### TO DO
Where an image appears, leave it out; otherwise repeat the data exactly.

### INFORMATION PROVIDED
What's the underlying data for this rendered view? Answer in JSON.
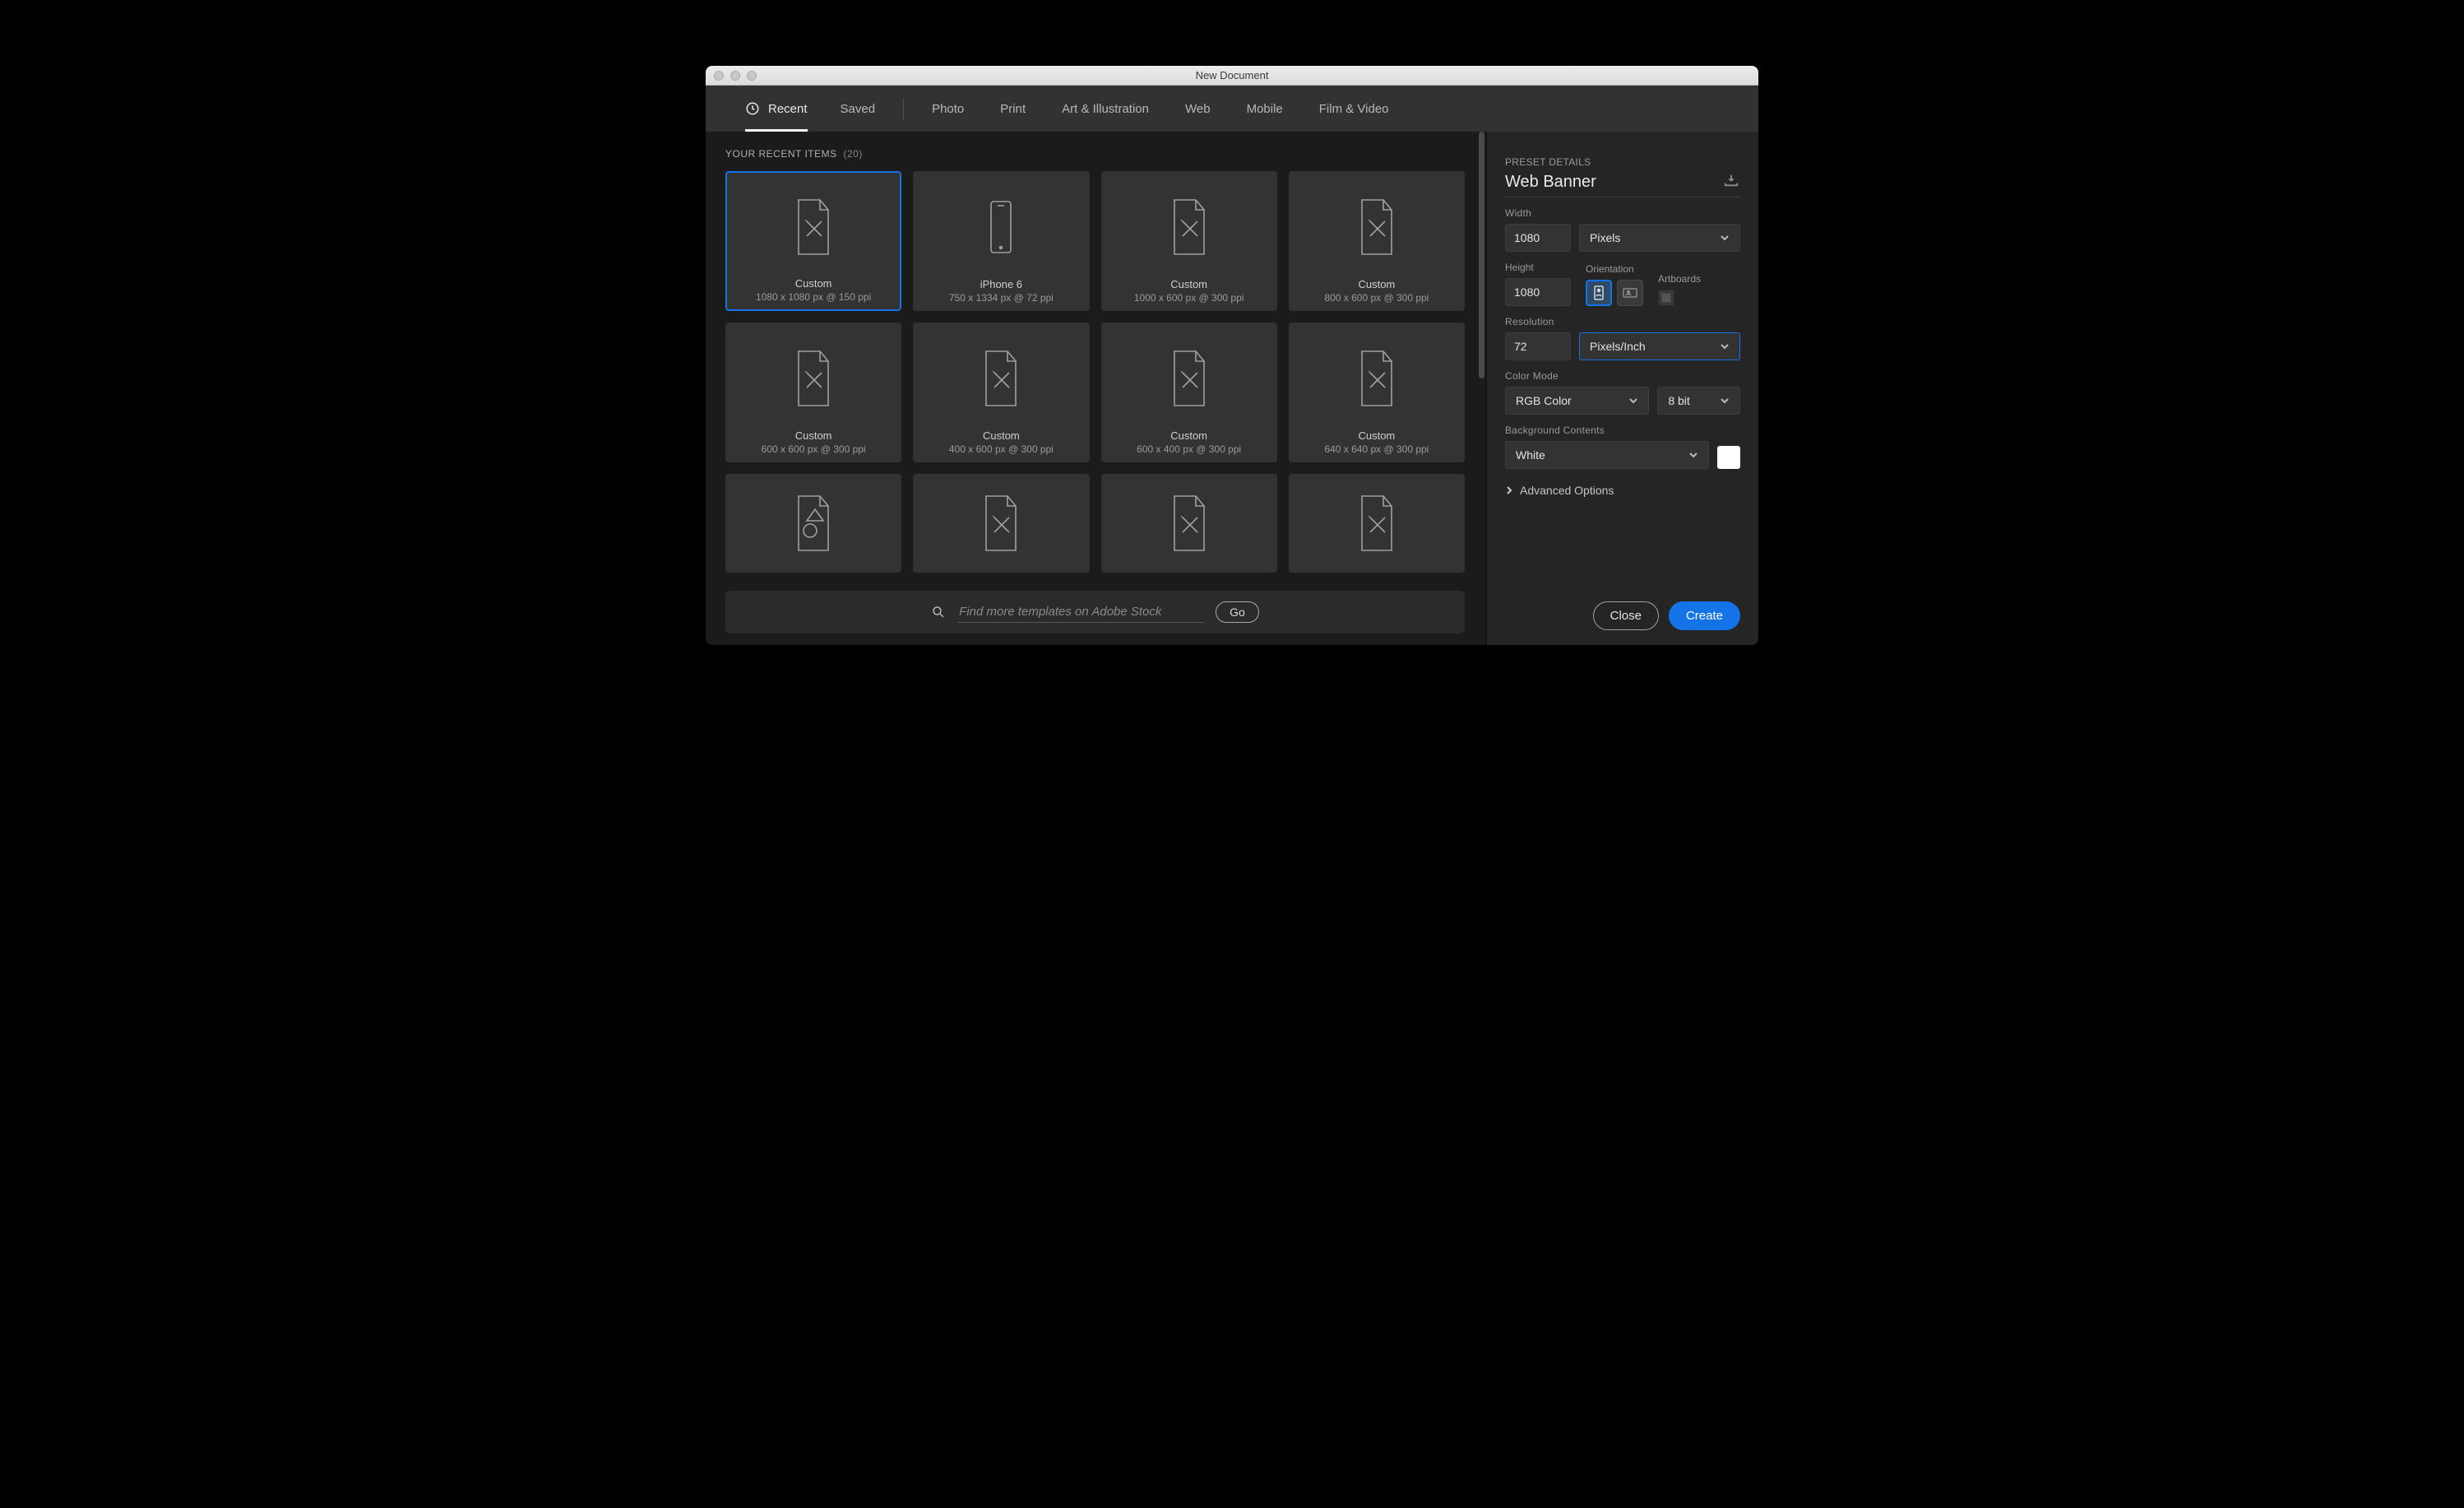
{
  "window": {
    "title": "New Document"
  },
  "tabs": {
    "recent": "Recent",
    "saved": "Saved",
    "photo": "Photo",
    "print": "Print",
    "art": "Art & Illustration",
    "web": "Web",
    "mobile": "Mobile",
    "film": "Film & Video",
    "active": "recent"
  },
  "recent": {
    "heading": "YOUR RECENT ITEMS",
    "count": "(20)",
    "items": [
      {
        "title": "Custom",
        "sub": "1080 x 1080 px @ 150 ppi",
        "icon": "doc",
        "selected": true
      },
      {
        "title": "iPhone 6",
        "sub": "750 x 1334 px @ 72 ppi",
        "icon": "phone"
      },
      {
        "title": "Custom",
        "sub": "1000 x 600 px @ 300 ppi",
        "icon": "doc"
      },
      {
        "title": "Custom",
        "sub": "800 x 600 px @ 300 ppi",
        "icon": "doc"
      },
      {
        "title": "Custom",
        "sub": "600 x 600 px @ 300 ppi",
        "icon": "doc"
      },
      {
        "title": "Custom",
        "sub": "400 x 600 px @ 300 ppi",
        "icon": "doc"
      },
      {
        "title": "Custom",
        "sub": "600 x 400 px @ 300 ppi",
        "icon": "doc"
      },
      {
        "title": "Custom",
        "sub": "640 x 640 px @ 300 ppi",
        "icon": "doc"
      },
      {
        "title": "",
        "sub": "",
        "icon": "shape",
        "truncated": true
      },
      {
        "title": "",
        "sub": "",
        "icon": "doc",
        "truncated": true
      },
      {
        "title": "",
        "sub": "",
        "icon": "doc",
        "truncated": true
      },
      {
        "title": "",
        "sub": "",
        "icon": "doc",
        "truncated": true
      }
    ]
  },
  "search": {
    "placeholder": "Find more templates on Adobe Stock",
    "go": "Go"
  },
  "details": {
    "heading": "PRESET DETAILS",
    "name": "Web Banner",
    "width_label": "Width",
    "width": "1080",
    "units": "Pixels",
    "height_label": "Height",
    "height": "1080",
    "orientation_label": "Orientation",
    "orientation": "portrait",
    "artboards_label": "Artboards",
    "artboards": false,
    "resolution_label": "Resolution",
    "resolution": "72",
    "resolution_units": "Pixels/Inch",
    "color_label": "Color Mode",
    "color_mode": "RGB Color",
    "bit_depth": "8 bit",
    "bg_label": "Background Contents",
    "bg": "White",
    "bg_color": "#ffffff",
    "advanced": "Advanced Options"
  },
  "footer": {
    "close": "Close",
    "create": "Create"
  }
}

### EXERCISE RESULT
What's the underlying data for this rendered view? Answer in JSON.
{
  "window": {
    "title": "New Document"
  },
  "tabs": {
    "recent": "Recent",
    "saved": "Saved",
    "photo": "Photo",
    "print": "Print",
    "art": "Art & Illustration",
    "web": "Web",
    "mobile": "Mobile",
    "film": "Film & Video",
    "active": "recent"
  },
  "recent": {
    "heading": "YOUR RECENT ITEMS",
    "count": "(20)",
    "items": [
      {
        "title": "Custom",
        "sub": "1080 x 1080 px @ 150 ppi",
        "icon": "doc",
        "selected": true
      },
      {
        "title": "iPhone 6",
        "sub": "750 x 1334 px @ 72 ppi",
        "icon": "phone"
      },
      {
        "title": "Custom",
        "sub": "1000 x 600 px @ 300 ppi",
        "icon": "doc"
      },
      {
        "title": "Custom",
        "sub": "800 x 600 px @ 300 ppi",
        "icon": "doc"
      },
      {
        "title": "Custom",
        "sub": "600 x 600 px @ 300 ppi",
        "icon": "doc"
      },
      {
        "title": "Custom",
        "sub": "400 x 600 px @ 300 ppi",
        "icon": "doc"
      },
      {
        "title": "Custom",
        "sub": "600 x 400 px @ 300 ppi",
        "icon": "doc"
      },
      {
        "title": "Custom",
        "sub": "640 x 640 px @ 300 ppi",
        "icon": "doc"
      },
      {
        "title": "",
        "sub": "",
        "icon": "shape",
        "truncated": true
      },
      {
        "title": "",
        "sub": "",
        "icon": "doc",
        "truncated": true
      },
      {
        "title": "",
        "sub": "",
        "icon": "doc",
        "truncated": true
      },
      {
        "title": "",
        "sub": "",
        "icon": "doc",
        "truncated": true
      }
    ]
  },
  "search": {
    "placeholder": "Find more templates on Adobe Stock",
    "go": "Go"
  },
  "details": {
    "heading": "PRESET DETAILS",
    "name": "Web Banner",
    "width_label": "Width",
    "width": "1080",
    "units": "Pixels",
    "height_label": "Height",
    "height": "1080",
    "orientation_label": "Orientation",
    "orientation": "portrait",
    "artboards_label": "Artboards",
    "artboards": false,
    "resolution_label": "Resolution",
    "resolution": "72",
    "resolution_units": "Pixels/Inch",
    "color_label": "Color Mode",
    "color_mode": "RGB Color",
    "bit_depth": "8 bit",
    "bg_label": "Background Contents",
    "bg": "White",
    "bg_color": "#ffffff",
    "advanced": "Advanced Options"
  },
  "footer": {
    "close": "Close",
    "create": "Create"
  }
}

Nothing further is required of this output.